- Work to complete:
Set down every entry once more, character for character.

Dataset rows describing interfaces
**********
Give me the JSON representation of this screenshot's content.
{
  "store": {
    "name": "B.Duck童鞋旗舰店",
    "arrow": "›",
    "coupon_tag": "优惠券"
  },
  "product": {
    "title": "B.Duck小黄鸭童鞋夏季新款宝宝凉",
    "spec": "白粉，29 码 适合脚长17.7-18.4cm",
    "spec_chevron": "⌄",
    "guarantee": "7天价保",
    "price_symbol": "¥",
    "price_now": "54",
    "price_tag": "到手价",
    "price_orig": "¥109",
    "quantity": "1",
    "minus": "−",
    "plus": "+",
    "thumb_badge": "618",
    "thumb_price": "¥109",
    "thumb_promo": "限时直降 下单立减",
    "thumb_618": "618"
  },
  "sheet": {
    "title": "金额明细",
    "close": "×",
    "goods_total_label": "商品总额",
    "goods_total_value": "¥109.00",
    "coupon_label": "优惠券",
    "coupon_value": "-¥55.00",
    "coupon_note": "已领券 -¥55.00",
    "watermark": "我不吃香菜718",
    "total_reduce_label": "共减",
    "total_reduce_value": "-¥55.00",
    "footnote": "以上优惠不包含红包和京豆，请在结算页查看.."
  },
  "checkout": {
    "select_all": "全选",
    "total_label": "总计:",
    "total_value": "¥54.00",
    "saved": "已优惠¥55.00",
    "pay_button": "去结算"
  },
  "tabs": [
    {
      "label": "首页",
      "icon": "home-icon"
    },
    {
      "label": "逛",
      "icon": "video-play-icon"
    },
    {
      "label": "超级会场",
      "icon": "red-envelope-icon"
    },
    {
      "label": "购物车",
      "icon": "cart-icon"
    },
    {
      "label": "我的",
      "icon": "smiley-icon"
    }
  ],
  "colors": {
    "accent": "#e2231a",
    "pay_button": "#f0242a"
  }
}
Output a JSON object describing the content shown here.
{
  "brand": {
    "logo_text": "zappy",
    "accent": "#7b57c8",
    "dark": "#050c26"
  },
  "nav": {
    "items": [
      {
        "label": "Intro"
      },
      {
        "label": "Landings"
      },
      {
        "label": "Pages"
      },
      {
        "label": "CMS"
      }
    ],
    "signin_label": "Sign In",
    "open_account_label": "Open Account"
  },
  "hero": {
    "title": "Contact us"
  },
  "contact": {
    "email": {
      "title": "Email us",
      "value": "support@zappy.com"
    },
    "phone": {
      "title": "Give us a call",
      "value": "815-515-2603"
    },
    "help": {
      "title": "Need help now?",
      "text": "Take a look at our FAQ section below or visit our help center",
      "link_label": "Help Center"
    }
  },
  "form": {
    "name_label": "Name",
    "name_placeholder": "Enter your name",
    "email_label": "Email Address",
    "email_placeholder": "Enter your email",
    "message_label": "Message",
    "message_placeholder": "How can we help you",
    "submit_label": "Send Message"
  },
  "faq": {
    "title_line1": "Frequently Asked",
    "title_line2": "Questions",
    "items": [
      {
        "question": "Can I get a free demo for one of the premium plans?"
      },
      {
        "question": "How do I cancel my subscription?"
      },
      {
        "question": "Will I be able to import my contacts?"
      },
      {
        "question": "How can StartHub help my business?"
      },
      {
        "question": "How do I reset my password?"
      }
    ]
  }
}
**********
- Written response:
Give me the JSON representation of this screenshot's content.
{
  "store": {
    "name": "B.Duck童鞋旗舰店",
    "arrow": "›",
    "coupon_tag": "优惠券"
  },
  "product": {
    "title": "B.Duck小黄鸭童鞋夏季新款宝宝凉",
    "spec": "白粉，29 码 适合脚长17.7-18.4cm",
    "spec_chevron": "⌄",
    "guarantee": "7天价保",
    "price_symbol": "¥",
    "price_now": "54",
    "price_tag": "到手价",
    "price_orig": "¥109",
    "quantity": "1",
    "minus": "−",
    "plus": "+",
    "thumb_badge": "618",
    "thumb_price": "¥109",
    "thumb_promo": "限时直降 下单立减",
    "thumb_618": "618"
  },
  "sheet": {
    "title": "金额明细",
    "close": "×",
    "goods_total_label": "商品总额",
    "goods_total_value": "¥109.00",
    "coupon_label": "优惠券",
    "coupon_value": "-¥55.00",
    "coupon_note": "已领券 -¥55.00",
    "watermark": "我不吃香菜718",
    "total_reduce_label": "共减",
    "total_reduce_value": "-¥55.00",
    "footnote": "以上优惠不包含红包和京豆，请在结算页查看.."
  },
  "checkout": {
    "select_all": "全选",
    "total_label": "总计:",
    "total_value": "¥54.00",
    "saved": "已优惠¥55.00",
    "pay_button": "去结算"
  },
  "tabs": [
    {
      "label": "首页",
      "icon": "home-icon"
    },
    {
      "label": "逛",
      "icon": "video-play-icon"
    },
    {
      "label": "超级会场",
      "icon": "red-envelope-icon"
    },
    {
      "label": "购物车",
      "icon": "cart-icon"
    },
    {
      "label": "我的",
      "icon": "smiley-icon"
    }
  ],
  "colors": {
    "accent": "#e2231a",
    "pay_button": "#f0242a"
  }
}
Output a JSON object describing the content shown here.
{
  "brand": {
    "logo_text": "zappy",
    "accent": "#7b57c8",
    "dark": "#050c26"
  },
  "nav": {
    "items": [
      {
        "label": "Intro"
      },
      {
        "label": "Landings"
      },
      {
        "label": "Pages"
      },
      {
        "label": "CMS"
      }
    ],
    "signin_label": "Sign In",
    "open_account_label": "Open Account"
  },
  "hero": {
    "title": "Contact us"
  },
  "contact": {
    "email": {
      "title": "Email us",
      "value": "support@zappy.com"
    },
    "phone": {
      "title": "Give us a call",
      "value": "815-515-2603"
    },
    "help": {
      "title": "Need help now?",
      "text": "Take a look at our FAQ section below or visit our help center",
      "link_label": "Help Center"
    }
  },
  "form": {
    "name_label": "Name",
    "name_placeholder": "Enter your name",
    "email_label": "Email Address",
    "email_placeholder": "Enter your email",
    "message_label": "Message",
    "message_placeholder": "How can we help you",
    "submit_label": "Send Message"
  },
  "faq": {
    "title_line1": "Frequently Asked",
    "title_line2": "Questions",
    "items": [
      {
        "question": "Can I get a free demo for one of the premium plans?"
      },
      {
        "question": "How do I cancel my subscription?"
      },
      {
        "question": "Will I be able to import my contacts?"
      },
      {
        "question": "How can StartHub help my business?"
      },
      {
        "question": "How do I reset my password?"
      }
    ]
  }
}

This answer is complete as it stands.